  1. lab-tutorials dedicated to the computer-aided analysis of textual data.

Teaching activities at the School raised questions that can be answered thanks to quantitative methods implemented within a text analysis framework and other procedures that may be used to identify and compare text characteristics. Both lab and talking sessions took place via the Zoom platform. Each participant was sent via email materials and instructions necessary to follow the hands-on sessions.

At the end of the classes, the participants filled in a questionnaire to assess the main aspects of the Summer School (e.g. organization, teaching, materials, expectations, satisfaction rate, suggestions etc.) and a self-assessment test to check what they got from the school. The organizers were very pleased with the assessment because the participants’ opinions were very positive towards the classes and the school in general. Moreover, they provided useful insights to improve the performance of the next editions.

Enjoyable details

Despite we had to organize an online edition, the Summer School program also included enjoyable moments, as virtual tours of Padua or typical recipe sharing. All participants and teachers received a conference kit via mail including gadgets.

What’s next?

Keep an eye out for the next edition…

 Many thanks to…

 University of Padua for funding this fifth edition of the IQLA-GIAT Summer School;

  • International Relations Office and Department FISPPA for the great support provided by technical and administrative staff;
  • members of the GIAT group and the IQLA association;
  • colleagues, and scholars, for joining the Summer School and sharing with participants their expertise, research experiences and knowledge;
  • candidates for their application and selected participants for joining the Summer School and showing great enthusiasm and willingness to learn.


5th edition 2021


Fabio Ciotti (University of Roma “Tor Vergata”, Italy) –The problem of quality in distant reading_ quality of data, quality in methodology

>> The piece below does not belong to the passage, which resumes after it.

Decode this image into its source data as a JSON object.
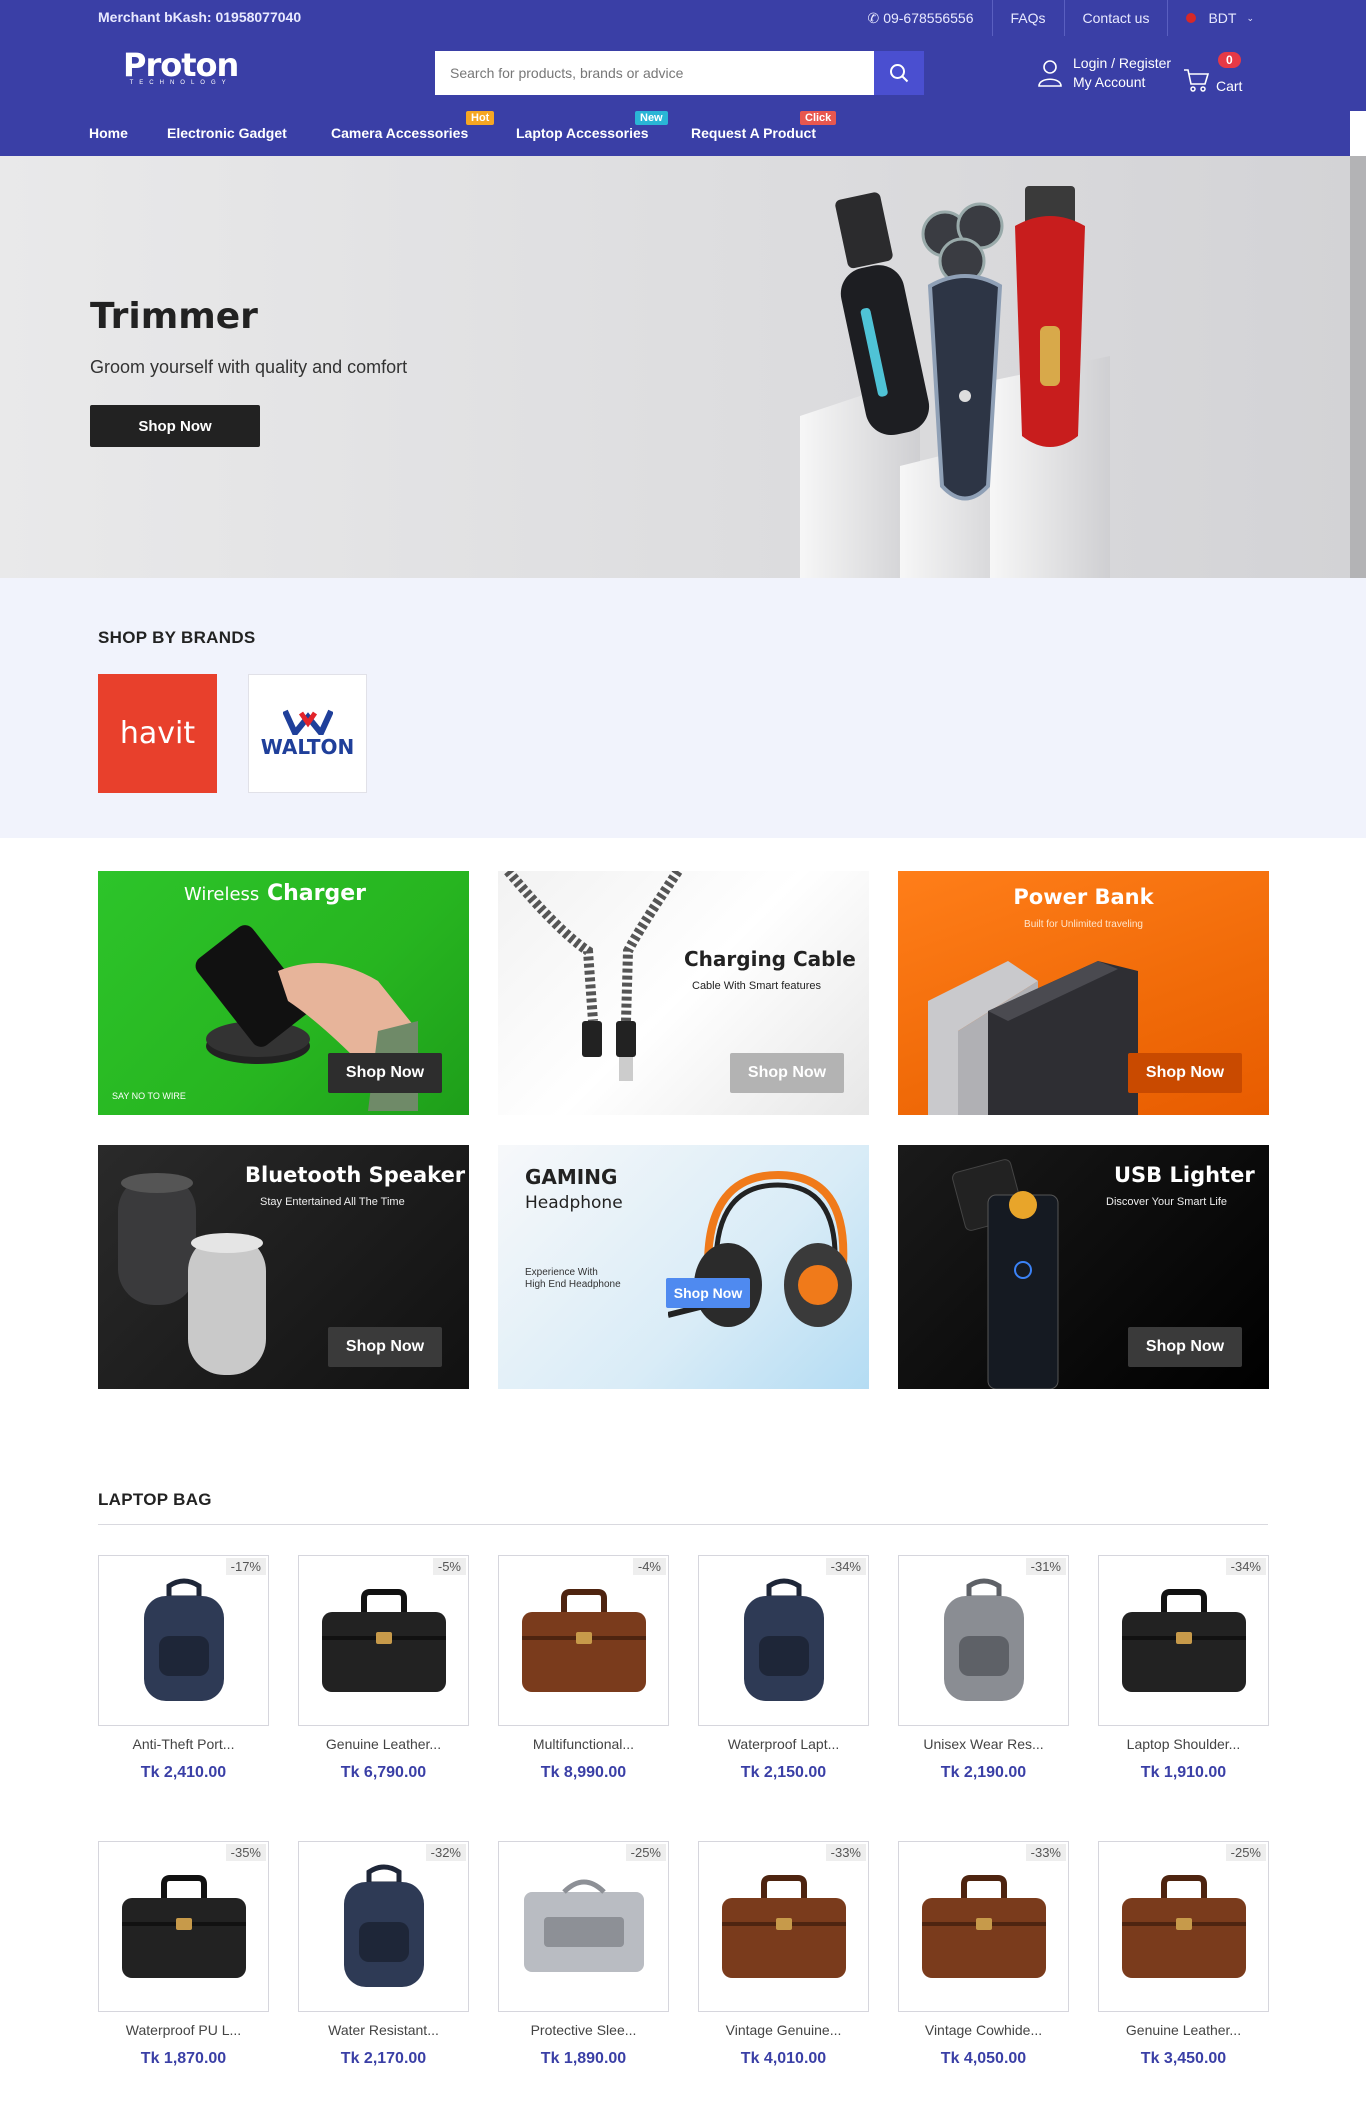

Maciej Eder (Pedagogical University of Kraków and Polish Academy of Sciences, Kraków, Poland) – Introduction to distributional semantics

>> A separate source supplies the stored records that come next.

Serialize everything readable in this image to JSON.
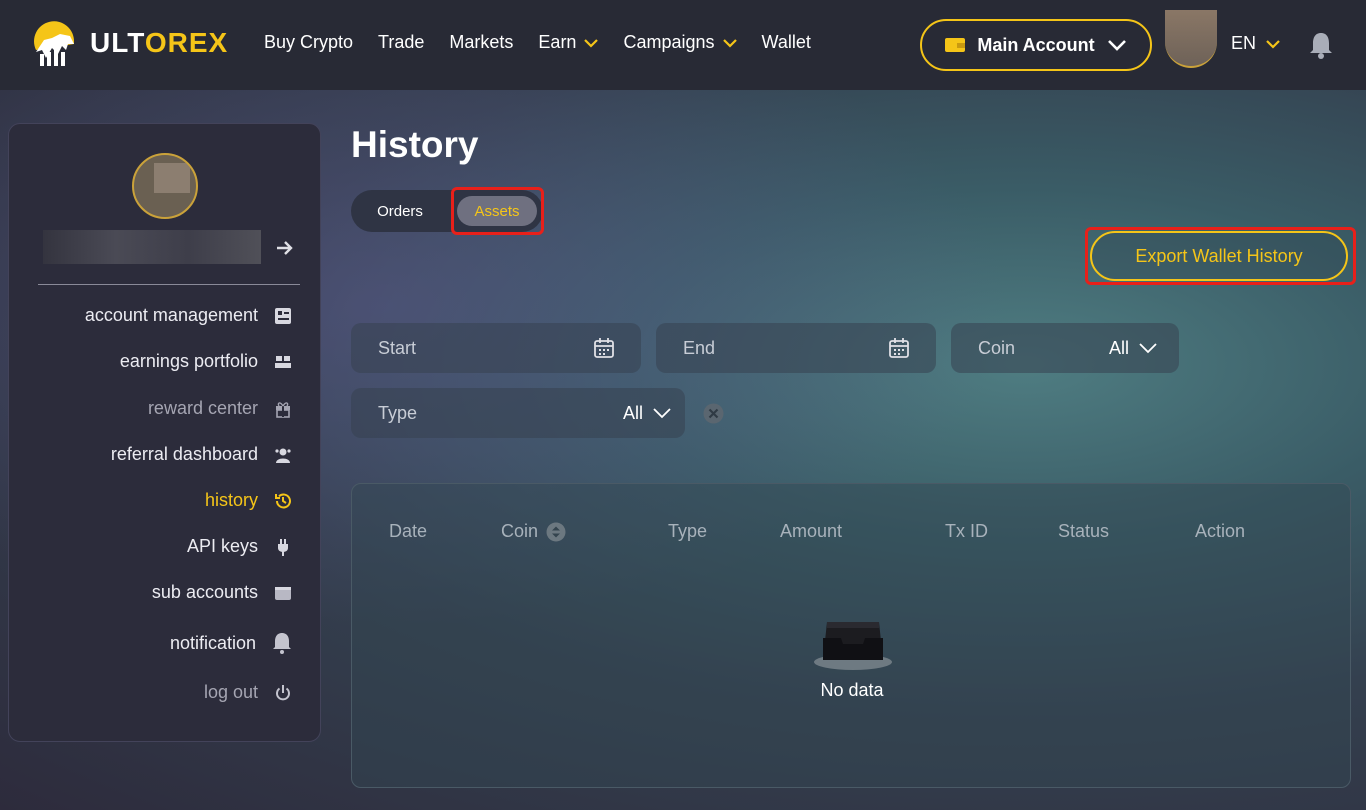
{
  "brand": {
    "name_part1": "ULT",
    "name_part2": "OREX"
  },
  "nav": {
    "items": [
      {
        "label": "Buy Crypto"
      },
      {
        "label": "Trade"
      },
      {
        "label": "Markets"
      },
      {
        "label": "Earn"
      },
      {
        "label": "Campaigns"
      },
      {
        "label": "Wallet"
      }
    ],
    "account_label": "Main Account",
    "language": "EN"
  },
  "sidebar": {
    "items": [
      {
        "label": "account management",
        "icon": "account-management-icon"
      },
      {
        "label": "earnings portfolio",
        "icon": "earnings-portfolio-icon"
      },
      {
        "label": "reward center",
        "icon": "gift-icon"
      },
      {
        "label": "referral dashboard",
        "icon": "referral-icon"
      },
      {
        "label": "history",
        "icon": "history-icon"
      },
      {
        "label": "API keys",
        "icon": "plug-icon"
      },
      {
        "label": "sub accounts",
        "icon": "wallet-icon"
      },
      {
        "label": "notification",
        "icon": "bell-icon"
      },
      {
        "label": "log out",
        "icon": "power-icon"
      }
    ],
    "active": "history"
  },
  "page": {
    "title": "History",
    "tabs": {
      "orders": "Orders",
      "assets": "Assets",
      "active": "Assets"
    },
    "export_label": "Export Wallet History"
  },
  "filters": {
    "start_placeholder": "Start",
    "end_placeholder": "End",
    "coin_label": "Coin",
    "coin_value": "All",
    "type_label": "Type",
    "type_value": "All"
  },
  "table": {
    "columns": [
      "Date",
      "Coin",
      "Type",
      "Amount",
      "Tx ID",
      "Status",
      "Action"
    ],
    "rows": [],
    "empty_text": "No data"
  },
  "colors": {
    "accent": "#f5c518",
    "highlight": "#e8201a"
  }
}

Ramon Ferrer – i – Cancho (Universitat politècnica de Catalunya, Spain) – An introduction to quantitative dependency syntax with the Linear Arrangement Library (with Lluis Alemany-Puig)

Patrick Juola (Duquesne University, Pittsburg, Pennsylvania, US) – Theory and application of text analysis and classification

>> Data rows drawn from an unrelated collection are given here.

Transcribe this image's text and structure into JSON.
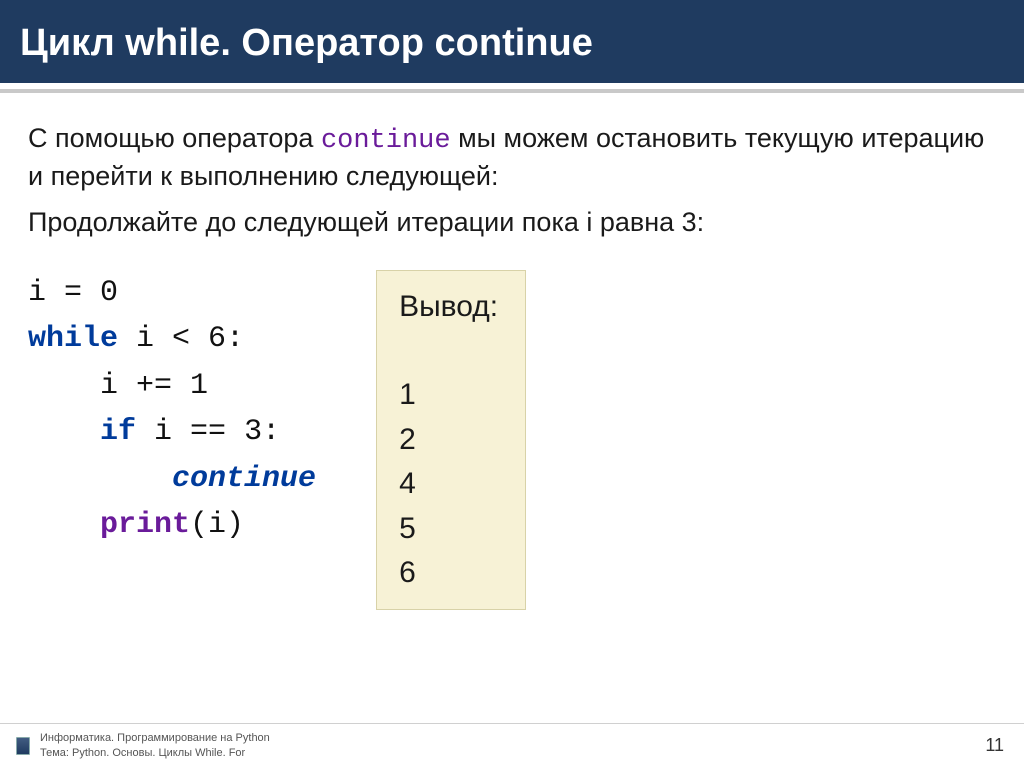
{
  "header": {
    "title": "Цикл while. Оператор continue"
  },
  "body": {
    "desc_pre": "С помощью оператора ",
    "desc_kw": "continue",
    "desc_post": " мы можем остановить текущую итерацию и перейти к выполнению следующей:",
    "desc2": "Продолжайте до следующей итерации пока i равна 3:"
  },
  "code": {
    "l1_a": "i = ",
    "l1_b": "0",
    "l2_a": "while",
    "l2_b": " i < ",
    "l2_c": "6",
    "l2_d": ":",
    "l3_a": "    i += ",
    "l3_b": "1",
    "l4_a": "    ",
    "l4_b": "if",
    "l4_c": " i == ",
    "l4_d": "3",
    "l4_e": ":",
    "l5_a": "        ",
    "l5_b": "continue",
    "l6_a": "    ",
    "l6_b": "print",
    "l6_c": "(i)"
  },
  "output": {
    "label": "Вывод:",
    "lines": [
      "1",
      "2",
      "4",
      "5",
      "6"
    ]
  },
  "footer": {
    "line1": "Информатика. Программирование на Python",
    "line2": "Тема: Python. Основы. Циклы While. For",
    "page": "11"
  }
}
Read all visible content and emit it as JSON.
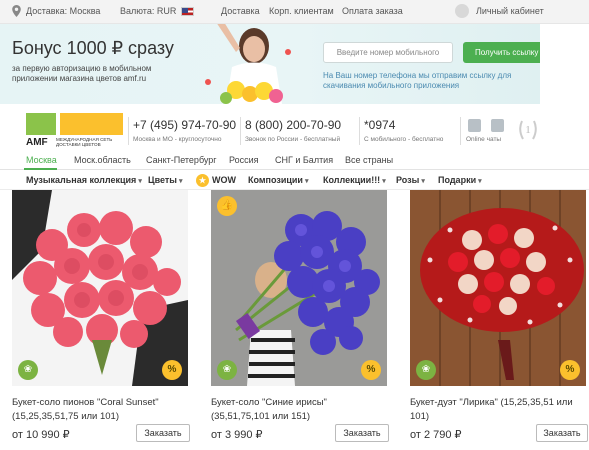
{
  "topbar": {
    "delivery": "Доставка: Москва",
    "currency": "Валюта: RUR",
    "links": [
      "Доставка",
      "Корп. клиентам",
      "Оплата заказа"
    ],
    "cabinet": "Личный кабинет"
  },
  "banner": {
    "title": "Бонус 1000 ₽ сразу",
    "subtitle": "за первую авторизацию в мобильном приложении магазина цветов amf.ru",
    "phone_placeholder": "Введите номер мобильного",
    "button": "Получить ссылку",
    "note": "На Ваш номер телефона мы отправим ссылку для скачивания мобильного приложения"
  },
  "header": {
    "logo_text": "AMF",
    "logo_tagline": "МЕЖДУНАРОДНАЯ СЕТЬ ДОСТАВКИ ЦВЕТОВ",
    "phones": [
      {
        "number": "+7 (495) 974-70-90",
        "sub": "Москва и МО - круглосуточно"
      },
      {
        "number": "8 (800) 200-70-90",
        "sub": "Звонок по России - бесплатный"
      },
      {
        "number": "*0974",
        "sub": "С мобильного - бесплатно"
      }
    ],
    "online": "Online чаты"
  },
  "cities": [
    "Москва",
    "Моск.область",
    "Санкт-Петербург",
    "Россия",
    "СНГ и Балтия",
    "Все страны"
  ],
  "categories": [
    "Музыкальная коллекция",
    "Цветы",
    "WOW",
    "Композиции",
    "Коллекции!!!",
    "Розы",
    "Подарки"
  ],
  "products": [
    {
      "title": "Букет-соло пионов \"Coral Sunset\" (15,25,35,51,75 или 101)",
      "price": "от 10 990 ₽",
      "button": "Заказать"
    },
    {
      "title": "Букет-соло \"Синие ирисы\" (35,51,75,101 или 151)",
      "price": "от 3 990 ₽",
      "button": "Заказать"
    },
    {
      "title": "Букет-дуэт \"Лирика\" (15,25,35,51 или 101)",
      "price": "от 2 790 ₽",
      "button": "Заказать"
    }
  ],
  "colors": {
    "accent": "#4caf50",
    "brand_yellow": "#fbc02d",
    "brand_green": "#8bc34a"
  }
}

Emmerich Kelih (Universität Wien, Austria) – Quantitative linguistics – some particularities in modelling language data

George Mikros (Hamad Bin Khalifa University of Doha) – Mis/Dis Information during the pandemic. Computational stylistics to the rescue

Stefano Ondelli (University of Trieste, Italy) – Purpose and Design: Choosing the right corpus for our research purpose; Purpose and Design: examples of the compilation of and research on different corpora

Jan Rybicki (Jagiellonian University, Kraków, Poland) – Introduction to Stylometry

Jacques Savoy (University of Neuchâtel) – Stylistic Analysis of the US Presidential Speeches

Floriana Sciumbata (University of Trieste, Italy) – From EtR to FLO: creating a computer-assisted writing system using the new Italian guidelines for Easy-to-Read and text analysis tools


Maciej Eder (Pedagogical University of Kraków and Polish Academy of Sciences, Kraków, Poland) – Stylometry with the package Stylo (Hands-on session)

Ramon Ferrer – i – Cancho (Universitat politècnica de Catalunya, Spain) – An introduction to quantitative dependency syntax with the Linear Arrangement Library (with Lluis Alemany-Puig)

Patrick Juola (Duquesne University, Pittsburg, Pennsylvania, US) – Textual analysis using the JGAAP system

George Mikros (Hamad Bin Khalifa University of Doha, Qatar)– Using NodeXL to analyze Tweets: a practical approach

Pierre Ratinaud (University of Toulouse II Jean Jaurès, France) – IraMuTeQ – corpus indexation, manipulation and simple description; The Reinert method in IRaMuTeQ

Jan Rybicki (Jagiellonian University, Kraków, Poland) – First step with Stylo (Hands-on session)

Organizing Committee

Franco Gatti, Valentina Rizzoli, Ilenia Sanna, Irene Saonara, and Stefano Sbalchiero (University of Bologna, Padua and Sapienza University of Rome, Italy)

Quality Assessment of the School Final Evaluation and self-assessment Tutorship

Previous editions: